# Assignment:
Tally the lines of the data that include the word "JSON". Only the number is to be returned.

# Collected data:

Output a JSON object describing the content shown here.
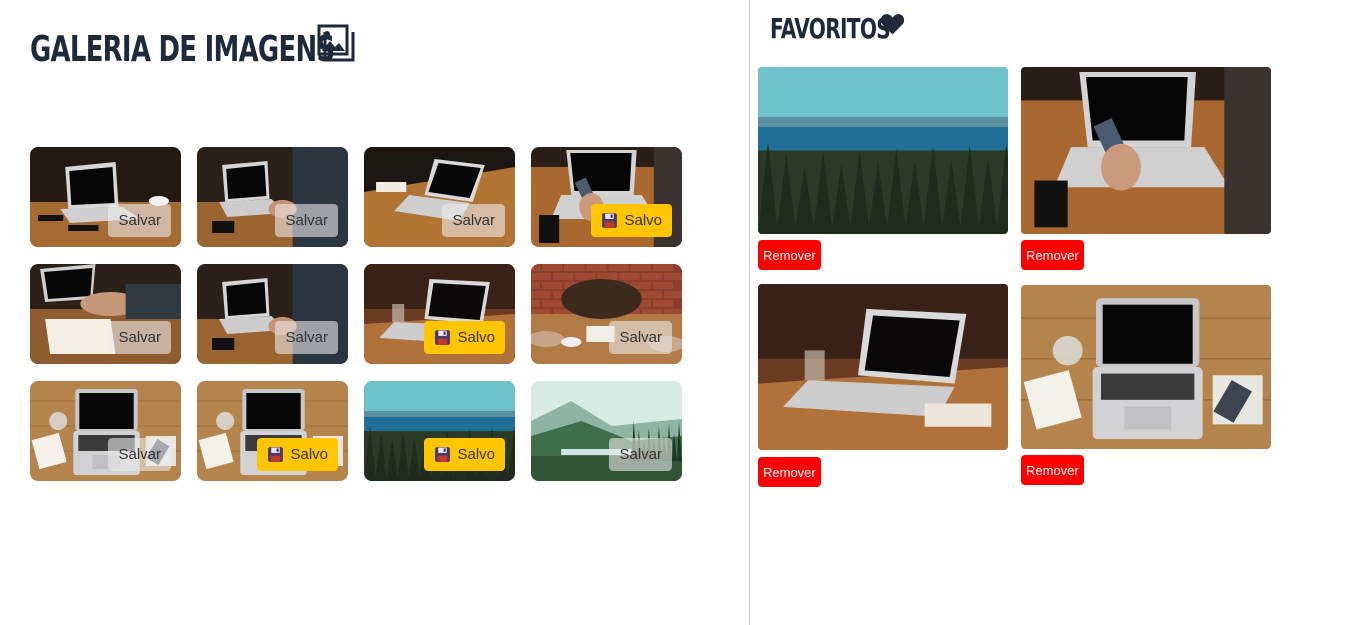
{
  "gallery": {
    "title": "GALERIA DE IMAGENS",
    "title_icon": "image-icon",
    "images": [
      {
        "scene": "laptop-desk",
        "button_label": "Salvar",
        "saved": false
      },
      {
        "scene": "typing-laptop",
        "button_label": "Salvar",
        "saved": false
      },
      {
        "scene": "laptop-table",
        "button_label": "Salvar",
        "saved": false
      },
      {
        "scene": "phone-laptop",
        "button_label": "Salvo",
        "saved": true
      },
      {
        "scene": "notebook-writing",
        "button_label": "Salvar",
        "saved": false
      },
      {
        "scene": "typing-laptop",
        "button_label": "Salvar",
        "saved": false
      },
      {
        "scene": "laptop-glass",
        "button_label": "Salvo",
        "saved": true
      },
      {
        "scene": "meeting-brick",
        "button_label": "Salvar",
        "saved": false
      },
      {
        "scene": "laptop-topdown",
        "button_label": "Salvar",
        "saved": false
      },
      {
        "scene": "laptop-topdown",
        "button_label": "Salvo",
        "saved": true
      },
      {
        "scene": "forest-sea",
        "button_label": "Salvo",
        "saved": true
      },
      {
        "scene": "valley-mist",
        "button_label": "Salvar",
        "saved": false
      }
    ]
  },
  "favorites": {
    "title": "FAVORITOS",
    "title_icon": "heart-icon",
    "items": [
      {
        "scene": "forest-sea",
        "button_label": "Remover"
      },
      {
        "scene": "phone-laptop",
        "button_label": "Remover"
      },
      {
        "scene": "laptop-glass",
        "button_label": "Remover"
      },
      {
        "scene": "laptop-topdown",
        "button_label": "Remover"
      }
    ]
  },
  "colors": {
    "title": "#1e2a3b",
    "saved_button": "#ffc600",
    "unsaved_button": "rgba(235,235,235,0.6)",
    "remove_button": "#ff0000",
    "divider": "#c8c8c8"
  }
}
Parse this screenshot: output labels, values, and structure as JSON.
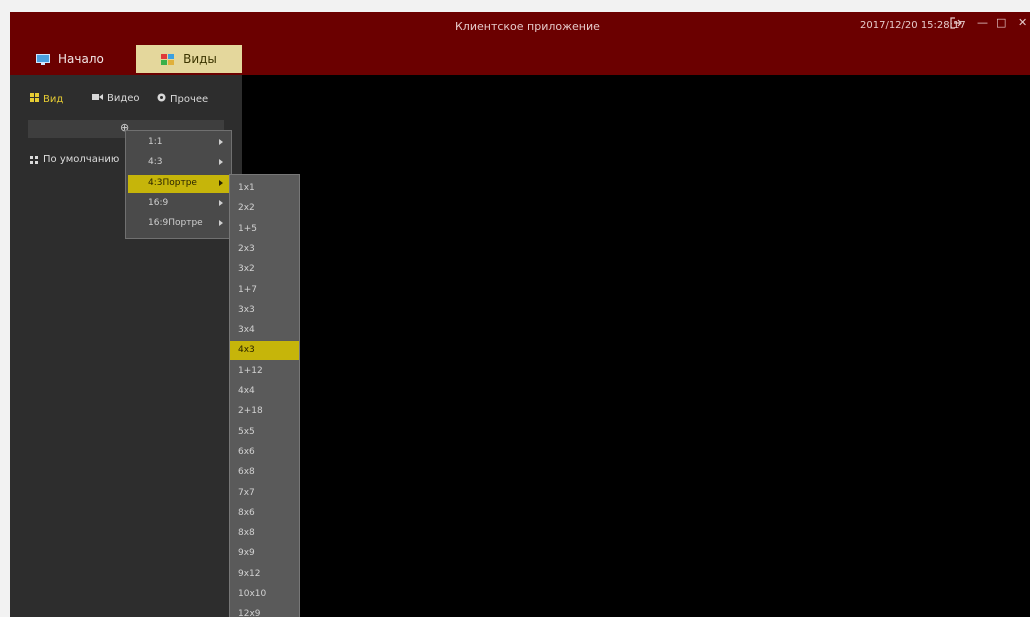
{
  "window": {
    "title": "Клиентское приложение",
    "datetime": "2017/12/20 15:28:17",
    "logout_icon": "logout-icon",
    "minimize_glyph": "—",
    "maximize_glyph": "□",
    "close_glyph": "✕"
  },
  "main_tabs": [
    {
      "label": "Начало",
      "icon": "monitor-icon"
    },
    {
      "label": "Виды",
      "icon": "views-grid-icon",
      "active": true
    }
  ],
  "sub_tabs": [
    {
      "label": "Вид",
      "icon": "grid-icon",
      "active": true
    },
    {
      "label": "Видео",
      "icon": "camera-icon"
    },
    {
      "label": "Прочее",
      "icon": "gear-icon"
    }
  ],
  "sidebar": {
    "add_icon": "add-icon",
    "add_glyph": "⊕",
    "default_item": "По умолчанию"
  },
  "aspect_menu": {
    "items": [
      "1:1",
      "4:3",
      "4:3Портре",
      "16:9",
      "16:9Портре"
    ],
    "selected": "4:3Портре"
  },
  "layout_menu": {
    "items": [
      "1x1",
      "2x2",
      "1+5",
      "2x3",
      "3x2",
      "1+7",
      "3x3",
      "3x4",
      "4x3",
      "1+12",
      "4x4",
      "2+18",
      "5x5",
      "6x6",
      "6x8",
      "7x7",
      "8x6",
      "8x8",
      "9x9",
      "9x12",
      "10x10",
      "12x9"
    ],
    "selected": "4x3"
  },
  "colors": {
    "titlebar": "#6b0000",
    "active_tab": "#e4d79c",
    "highlight": "#c6b50a",
    "sidebar": "#2d2d2d",
    "background": "#000000"
  }
}
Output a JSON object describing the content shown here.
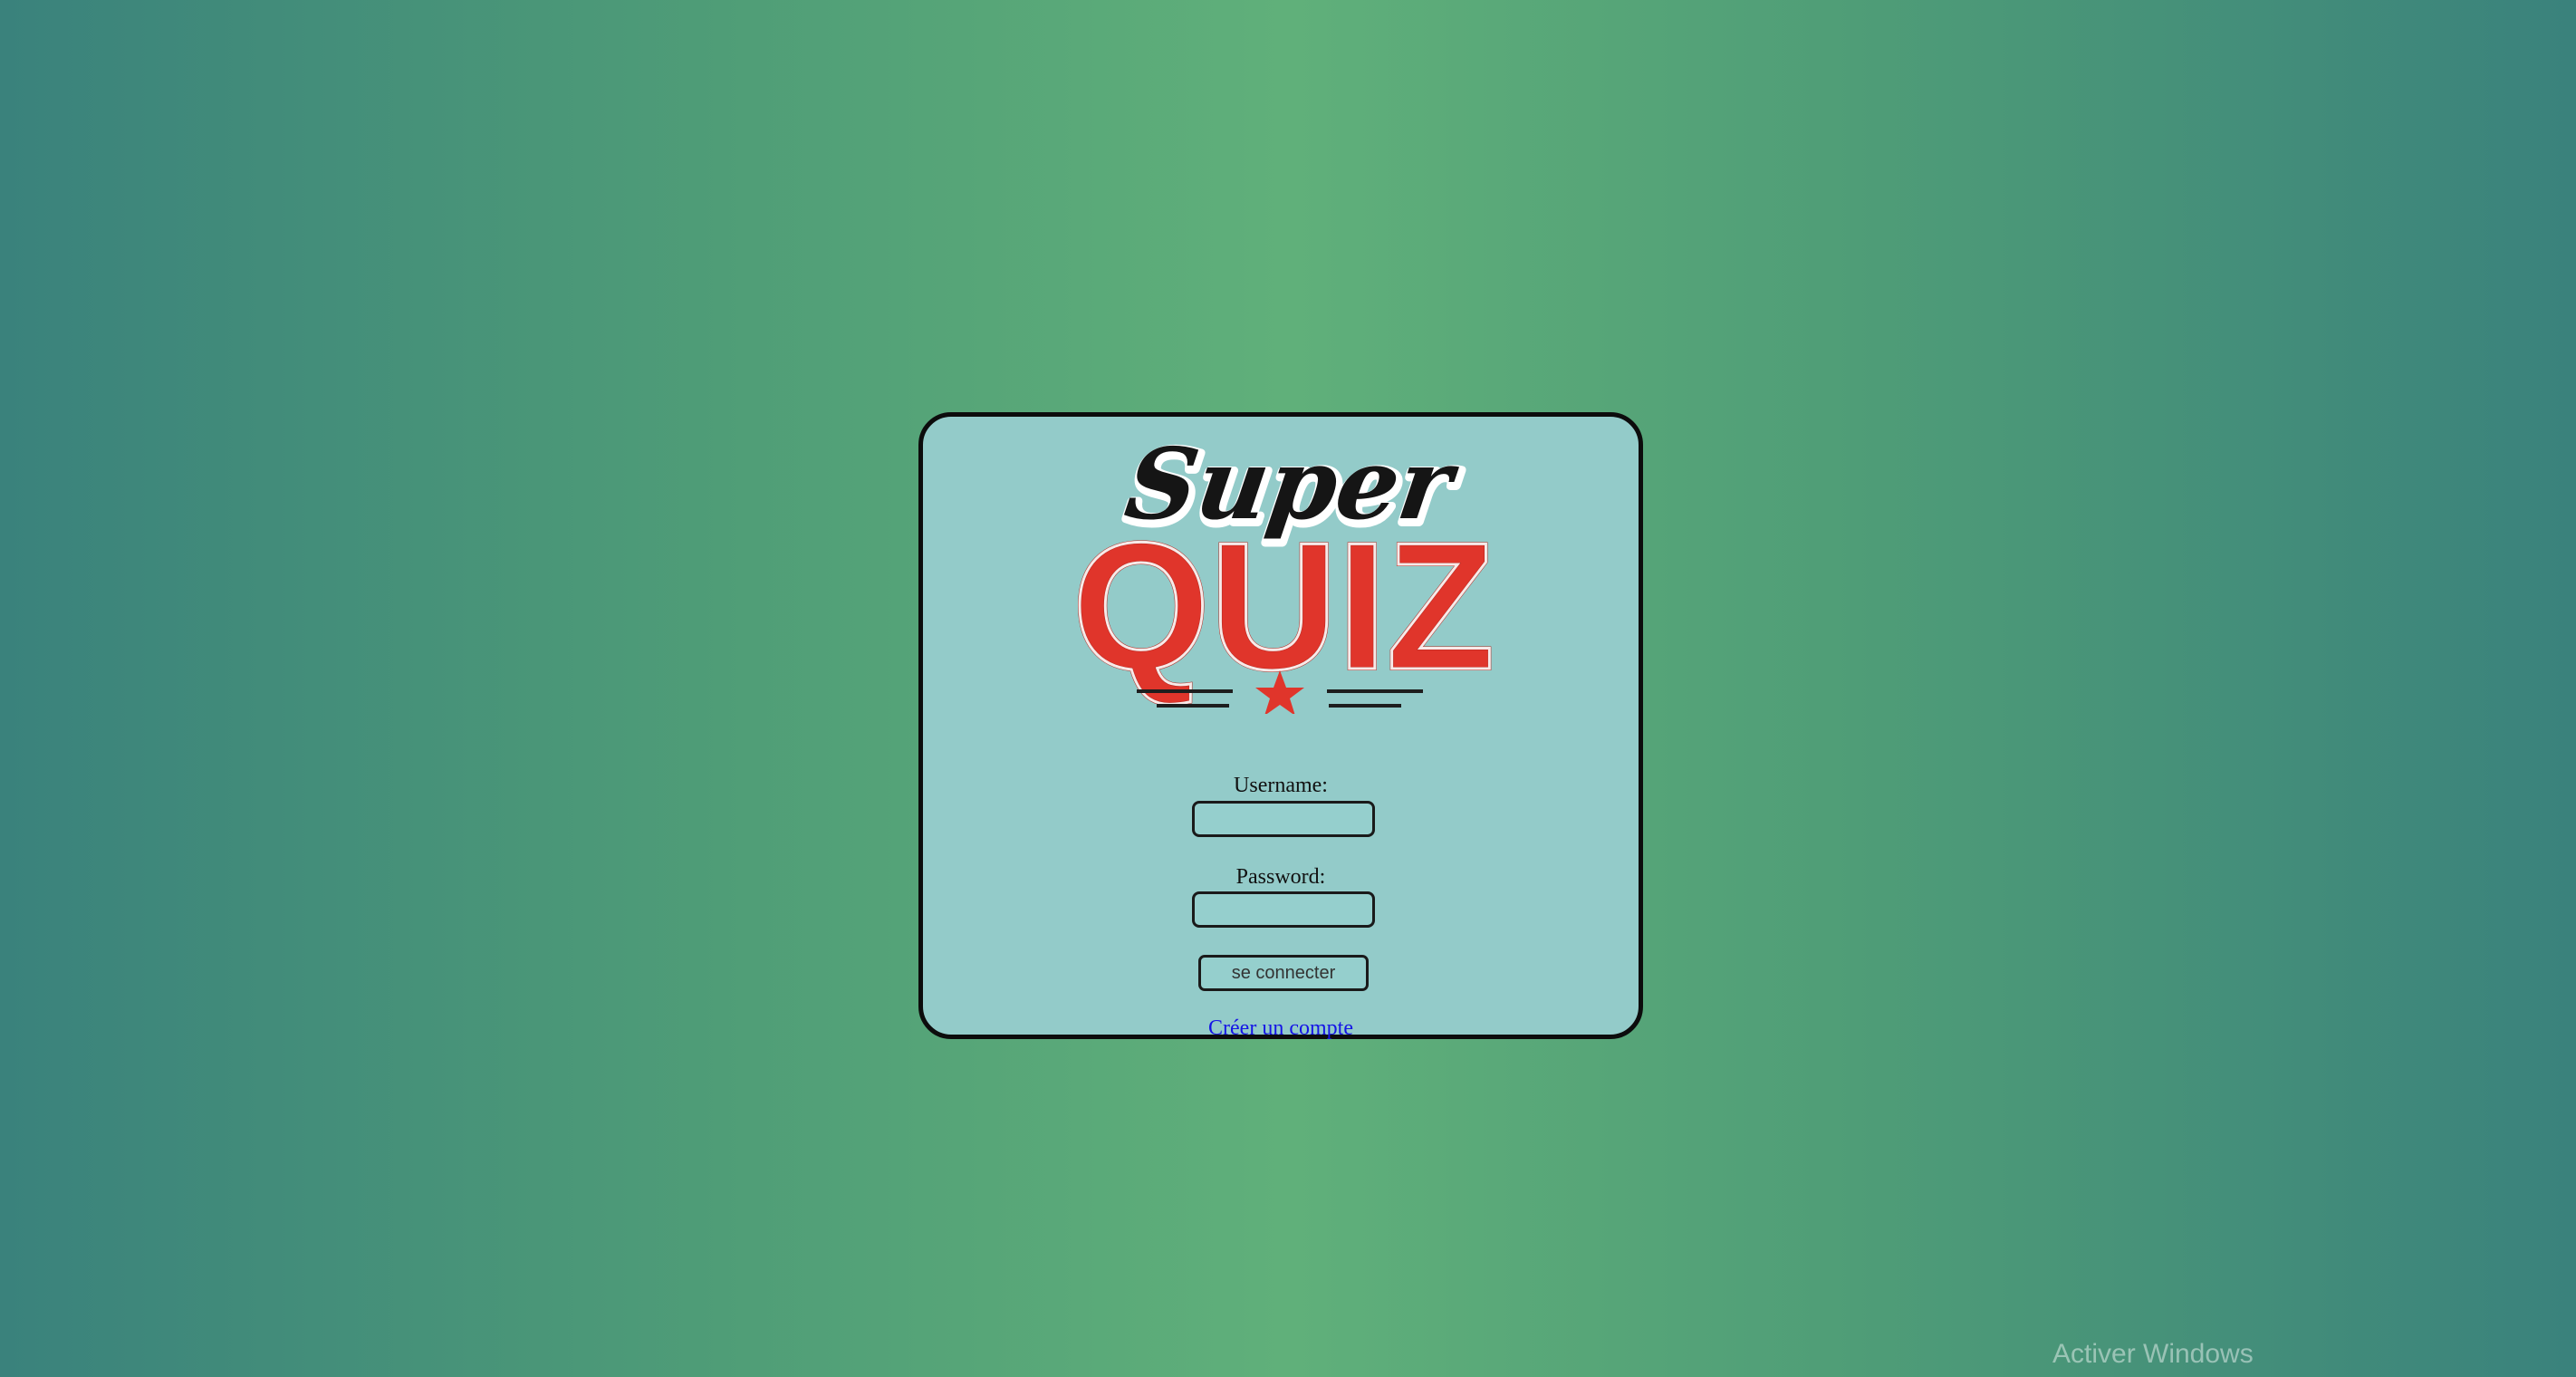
{
  "logo": {
    "line1": "Super",
    "line2": "QUIZ",
    "accent_color": "#e0352b",
    "script_color": "#151515"
  },
  "form": {
    "username_label": "Username:",
    "username_value": "",
    "password_label": "Password:",
    "password_value": "",
    "submit_label": "se connecter",
    "create_account_link": "Créer un compte"
  },
  "watermark": "Activer Windows"
}
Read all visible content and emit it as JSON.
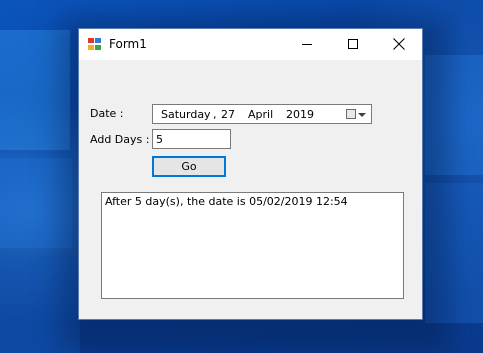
{
  "window": {
    "title": "Form1"
  },
  "form": {
    "date_label": "Date :",
    "date_picker": {
      "weekday": "Saturday",
      "separator": ",",
      "day": "27",
      "month": "April",
      "year": "2019"
    },
    "add_days_label": "Add Days :",
    "add_days_value": "5",
    "go_label": "Go",
    "output_text": "After 5 day(s), the date is 05/02/2019 12:54"
  },
  "colors": {
    "accent": "#0078d7",
    "form_background": "#f0f0f0",
    "desktop_blue": "#0b55bd"
  },
  "icons": [
    "app-icon",
    "minimize-icon",
    "maximize-icon",
    "close-icon",
    "calendar-icon",
    "dropdown-arrow-icon"
  ]
}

# Response:
4